 As discussed above, the central computer 60 is able to communicate via the wide area network 45 with a plurality of sensors 15 all connected to the wide area network 45 via the cellular telephone network 40. It should be understood that the central computer 60 may be one server or a group of servers all connected to the wide area network 45. As discussed above, loaded into the memory of the central computer 60 is the server-side software program 54 capable of uploading and processing data from the client-side software program 23. The server-side software program 54 is also used to handle requests from the client-side software program 23 and download requested datafiles 61, 68 to the wireless device or the remote computer 80.
 In order to participate in the game 10, the player's wireless device or remote computer's network address must be known to the central computer 60 so that information contained in the user's files 61, 68 may be downloaded thereto. If the central computer 60 is also the authorized user's network service provider to the wide area network 45 and a previously established account has been set up on the central computer 60, the numerical or temporary address would be known to the central computer 60 when the player 11 signs onto the central computer 60. If the player 11 does not have a previously established account on the central computer 60, then the client-side software program 23 must be used to collect and transfer the account information to the central computer 60 each time the player 11 logs onto the central computer 60.
 During use, the player's personal information is entered into the client-side software program 23. When initial contact is made with the central computer 60, the personal information is automatically downloaded to the central computer 60. The client-side software program 23 may be a proprietary software program, or may be included as an add-on to an existing INTERNET browser software program. After the account information has been confirmed or set up on the central computer 60, the player 11 may begin to download and/or upload information from the central computer 60.
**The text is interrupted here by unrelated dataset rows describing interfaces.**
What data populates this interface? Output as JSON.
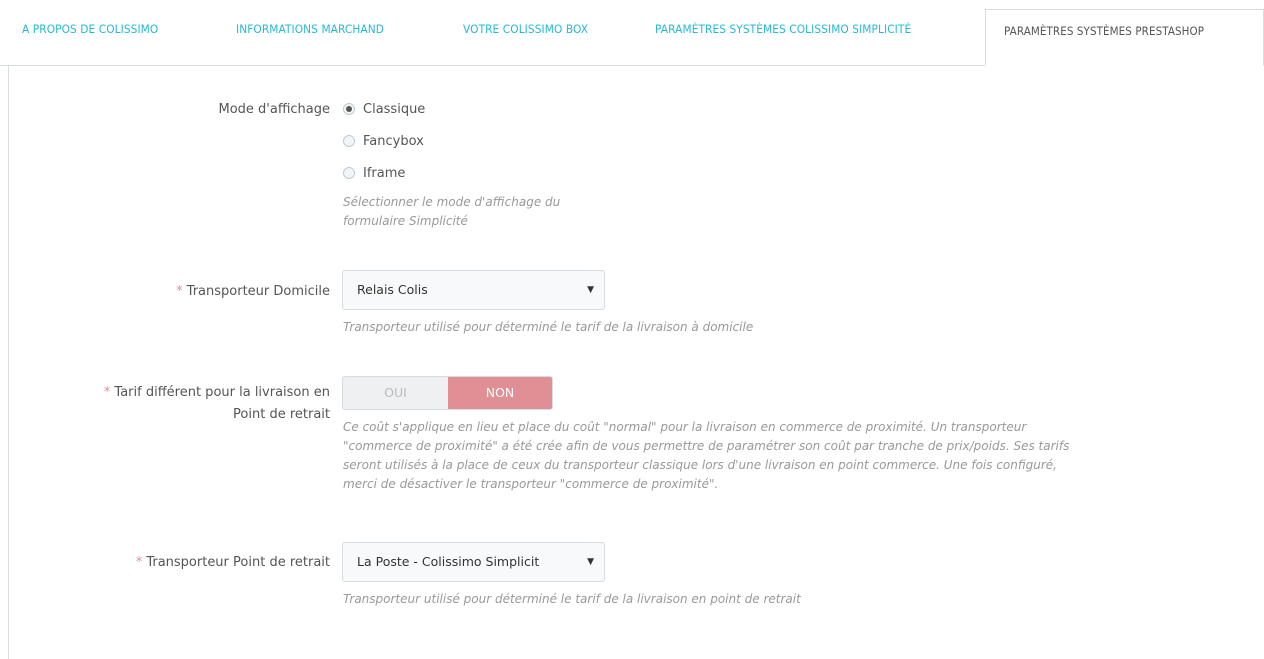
{
  "tabs": [
    {
      "label": "A PROPOS DE COLISSIMO"
    },
    {
      "label": "INFORMATIONS MARCHAND"
    },
    {
      "label": "VOTRE COLISSIMO BOX"
    },
    {
      "label": "PARAMÈTRES SYSTÈMES COLISSIMO SIMPLICITÉ"
    },
    {
      "label": "PARAMÈTRES SYSTÈMES PRESTASHOP",
      "active": true
    }
  ],
  "display_mode": {
    "label": "Mode d'affichage",
    "options": [
      "Classique",
      "Fancybox",
      "Iframe"
    ],
    "selected": "Classique",
    "help": [
      "Sélectionner le mode d'affichage du",
      "formulaire Simplicité"
    ]
  },
  "home_carrier": {
    "required_mark": "*",
    "label": "Transporteur Domicile",
    "value": "Relais Colis",
    "help": "Transporteur utilisé pour déterminé le tarif de la livraison à domicile"
  },
  "pickup_rate": {
    "required_mark": "*",
    "label_line1": "Tarif différent pour la livraison en",
    "label_line2": "Point de retrait",
    "yes_label": "OUI",
    "no_label": "NON",
    "selected": "NON",
    "help": [
      "Ce coût s'applique en lieu et place du coût \"normal\" pour la livraison en commerce de proximité. Un transporteur",
      "\"commerce de proximité\" a été crée afin de vous permettre de paramétrer son coût par tranche de prix/poids. Ses tarifs",
      "seront utilisés à la place de ceux du transporteur classique lors d'une livraison en point commerce. Une fois configuré,",
      "merci de désactiver le transporteur \"commerce de proximité\"."
    ]
  },
  "pickup_carrier": {
    "required_mark": "*",
    "label": "Transporteur Point de retrait",
    "value": "La Poste - Colissimo Simplicit",
    "help": "Transporteur utilisé pour déterminé le tarif de la livraison en point de retrait"
  },
  "colors": {
    "accent": "#25b9d7",
    "switch_off": "#e08f95",
    "help_text": "#999999"
  },
  "icons": {
    "select_caret": "triangle-down-icon"
  }
}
 The location-based game system 10 described above may be used with other game software programs 50 loaded either into the central computer or the wireless devices 20, 20′ depending on the complexity of the game and the hardware resources required to play the game. For example, the game software program 50 could be a treasure hunt game in which players attempt to find the location of a hidden treasure. The game software program 50 would be programmed to provide clues to the players 11, 11′ that would be downloaded to the wireless devices 20, 20 at selected intervals. When the player's reach a selected location, another clue could be provide to each player until one player reaches the treasure. During the course of the game, the player's 11, 11′ and authorized viewers could monitor the location of each player to determine whether they are approaching or have arrived at the treasure.
 In compliance with the statute, the invention, described herein, has been described in language more or less specific as to structural features. It should be understood, however, the invention is not limited to the specific features shown, since the means and construction shown comprise only some of the preferred embodiments for putting the invention into effect. The invention is, therefore, claimed in any of its forms or modifications within the legitimate and valid scope of the amended claims, appropriately interpreted in accordance with the doctrine of equivalents.